When you're on the second time around
He’s on his second significant relationship and is determined to make sure this one, is the best one. His superannuation balance took a hit in a past family law settlement, so George realises that from now on, he’ll have to work a little longer (and a bit smarter) to make up for lost time and resources.
So today George is getting his life insurance sorted.
Getting it right the second time.
He wants to do his part to protect and provide for his partner and his family and safeguard their long-term financial independence. George has the type of personality that likes to be prepared so he thought about what he wanted to achieve for himself and his family.
George decided he wanted to achieve 4 key things:
- Have enough to pay out all the debts
- Have enough to replace the lifetime value of his income
- Have enough to provide a nice place to live
- Have enough to leave a legacy so his big plans for his family would happen, even if he’s not there to share in them.
So how do you begin to think about the 'how much insurance is enough' question?
Let’s look at how George worked out the numbers for his ‘how much is enough’ question.
- First, he added up all his current debts (and added 5% for inflation, just to be sure). Along with the home loan, it came to around $525,000.
- Next, he calculated the value of his income until retirement.

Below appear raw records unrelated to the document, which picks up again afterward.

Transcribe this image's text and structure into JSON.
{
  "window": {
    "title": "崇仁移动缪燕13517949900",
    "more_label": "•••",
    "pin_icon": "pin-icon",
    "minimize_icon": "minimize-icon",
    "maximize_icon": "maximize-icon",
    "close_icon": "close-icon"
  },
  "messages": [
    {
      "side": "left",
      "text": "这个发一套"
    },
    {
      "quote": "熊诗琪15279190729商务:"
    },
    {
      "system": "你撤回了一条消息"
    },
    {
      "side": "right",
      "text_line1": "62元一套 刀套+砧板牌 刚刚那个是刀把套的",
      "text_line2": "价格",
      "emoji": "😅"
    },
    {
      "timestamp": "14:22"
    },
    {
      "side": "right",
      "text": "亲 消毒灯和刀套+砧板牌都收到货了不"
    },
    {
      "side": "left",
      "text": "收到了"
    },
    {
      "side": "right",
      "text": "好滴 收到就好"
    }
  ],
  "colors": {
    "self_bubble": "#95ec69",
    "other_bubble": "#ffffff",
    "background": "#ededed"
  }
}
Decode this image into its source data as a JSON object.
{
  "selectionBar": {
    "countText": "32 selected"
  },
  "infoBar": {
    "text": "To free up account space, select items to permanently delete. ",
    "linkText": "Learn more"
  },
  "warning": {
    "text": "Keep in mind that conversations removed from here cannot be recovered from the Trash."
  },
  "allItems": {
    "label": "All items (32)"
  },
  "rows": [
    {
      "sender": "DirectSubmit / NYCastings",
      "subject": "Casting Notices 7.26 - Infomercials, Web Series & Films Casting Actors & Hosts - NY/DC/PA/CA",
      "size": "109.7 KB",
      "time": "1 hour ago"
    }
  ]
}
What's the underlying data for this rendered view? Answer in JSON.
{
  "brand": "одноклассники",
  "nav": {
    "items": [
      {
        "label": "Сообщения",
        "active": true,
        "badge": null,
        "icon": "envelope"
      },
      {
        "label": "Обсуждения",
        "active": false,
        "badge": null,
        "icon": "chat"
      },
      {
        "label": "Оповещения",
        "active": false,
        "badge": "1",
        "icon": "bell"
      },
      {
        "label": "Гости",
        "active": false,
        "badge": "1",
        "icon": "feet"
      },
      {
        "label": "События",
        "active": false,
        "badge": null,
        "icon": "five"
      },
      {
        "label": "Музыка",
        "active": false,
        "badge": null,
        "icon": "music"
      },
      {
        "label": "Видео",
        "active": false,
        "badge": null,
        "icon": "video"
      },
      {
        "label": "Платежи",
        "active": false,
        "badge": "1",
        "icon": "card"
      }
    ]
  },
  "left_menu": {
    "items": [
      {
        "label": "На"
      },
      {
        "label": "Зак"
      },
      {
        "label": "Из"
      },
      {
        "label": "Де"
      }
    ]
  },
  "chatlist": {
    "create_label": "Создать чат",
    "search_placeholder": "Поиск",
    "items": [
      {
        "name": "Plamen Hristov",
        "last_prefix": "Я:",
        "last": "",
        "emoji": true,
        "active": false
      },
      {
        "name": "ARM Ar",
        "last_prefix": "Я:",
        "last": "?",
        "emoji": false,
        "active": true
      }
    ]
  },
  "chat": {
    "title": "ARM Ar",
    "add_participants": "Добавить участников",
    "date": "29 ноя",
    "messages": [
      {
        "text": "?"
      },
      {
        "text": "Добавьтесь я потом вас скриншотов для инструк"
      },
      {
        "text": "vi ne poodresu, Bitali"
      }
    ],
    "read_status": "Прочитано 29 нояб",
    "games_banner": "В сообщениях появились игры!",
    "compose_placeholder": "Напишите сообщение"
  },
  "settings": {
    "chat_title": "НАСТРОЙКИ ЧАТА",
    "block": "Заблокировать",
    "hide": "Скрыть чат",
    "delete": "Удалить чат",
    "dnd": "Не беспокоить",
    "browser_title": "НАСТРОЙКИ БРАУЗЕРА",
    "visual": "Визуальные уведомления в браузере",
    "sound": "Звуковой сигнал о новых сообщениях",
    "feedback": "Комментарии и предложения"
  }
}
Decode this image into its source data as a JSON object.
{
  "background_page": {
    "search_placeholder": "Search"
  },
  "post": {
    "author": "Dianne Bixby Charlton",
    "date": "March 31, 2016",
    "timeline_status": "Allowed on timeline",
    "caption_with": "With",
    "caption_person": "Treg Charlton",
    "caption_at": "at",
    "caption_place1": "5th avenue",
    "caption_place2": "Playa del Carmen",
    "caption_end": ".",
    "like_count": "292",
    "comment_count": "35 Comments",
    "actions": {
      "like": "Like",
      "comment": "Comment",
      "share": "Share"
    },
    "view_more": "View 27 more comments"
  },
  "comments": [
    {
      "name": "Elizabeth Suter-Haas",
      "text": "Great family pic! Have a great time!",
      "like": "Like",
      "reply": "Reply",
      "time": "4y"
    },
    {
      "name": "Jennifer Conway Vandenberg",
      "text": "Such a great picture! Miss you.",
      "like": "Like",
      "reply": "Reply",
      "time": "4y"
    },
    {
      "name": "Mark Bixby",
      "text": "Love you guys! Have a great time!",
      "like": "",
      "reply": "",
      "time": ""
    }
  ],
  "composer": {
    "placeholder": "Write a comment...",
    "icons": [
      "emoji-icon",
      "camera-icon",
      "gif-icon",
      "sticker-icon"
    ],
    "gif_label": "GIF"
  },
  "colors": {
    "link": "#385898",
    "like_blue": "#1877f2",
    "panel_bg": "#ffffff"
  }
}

With at least a good, 25 income earning years ahead of him, on a wage of $83,000 a year, over the next 25 years George would expect to earn at least $2,075,000. (That figure actually shocked him — because he’d never stopped to consider the huge value, of his income earning potential).
- Finally, he did a quick budget for the families big future plans. George had always wanted to celebrate his 50th birthday on board a luxury cruise ship, and later spend some time travelling around Europe, so he could better appreciate his partner's cultural history.
Life doesn't get cheaper when you retire with grandkids
When George retires, he’s determined to be an active super-grandad to his future grandkids, a tormentor to his partner’s in-laws, and maybe spend six months or so volunteering his logistics management skills overseas with the Red Cross. He’s always tried to give back and make a difference in the world.
The budget for the 'Big Four Things'
- All together George added up the value of his Big Four Things to be around $2,700,000.
Yep, that’s a lot of cash, but then again, life is meant for the living and you only get one chance at it, and that’s why George works so hard. So he decided that was the level of life insurance he (and his budget) were comfortable with. Sure, the closer to retirement he gets and the more he earns he’ll adjust that number down as he needs.
How much is peace of mind worth?
But until then, if something terrible happens and George passes away unexpectedly, he now feels finally relieved and happy (and ‘kinda proud’) that his plans to live a bigger life with his new family will continue, even if he’s gone.
Life is about being able to keep your promises
For George, having his life insurance in place is about being able to keep your promises and honour the commitments you make, even if you’re no longer there.
Is it a financial decision or an emotional decision?
Now whether you think life insurance is a financial decision or an emotional decision (or perhaps a bit of both), we understand that’s it’s ultimately about love, the future and reality.
We like to say it’s about Keeping Good Growing.
If you want to know more about how to calculate ‘how much is enough’ for your situation, just ask us to introduce you to one of our speciality financial advisers who understands the needs of diverse families whether logical or biological and the financial and emotional choices that we all need to make to live a bigger life.
Until then, what’s the cost of your Four Big Things?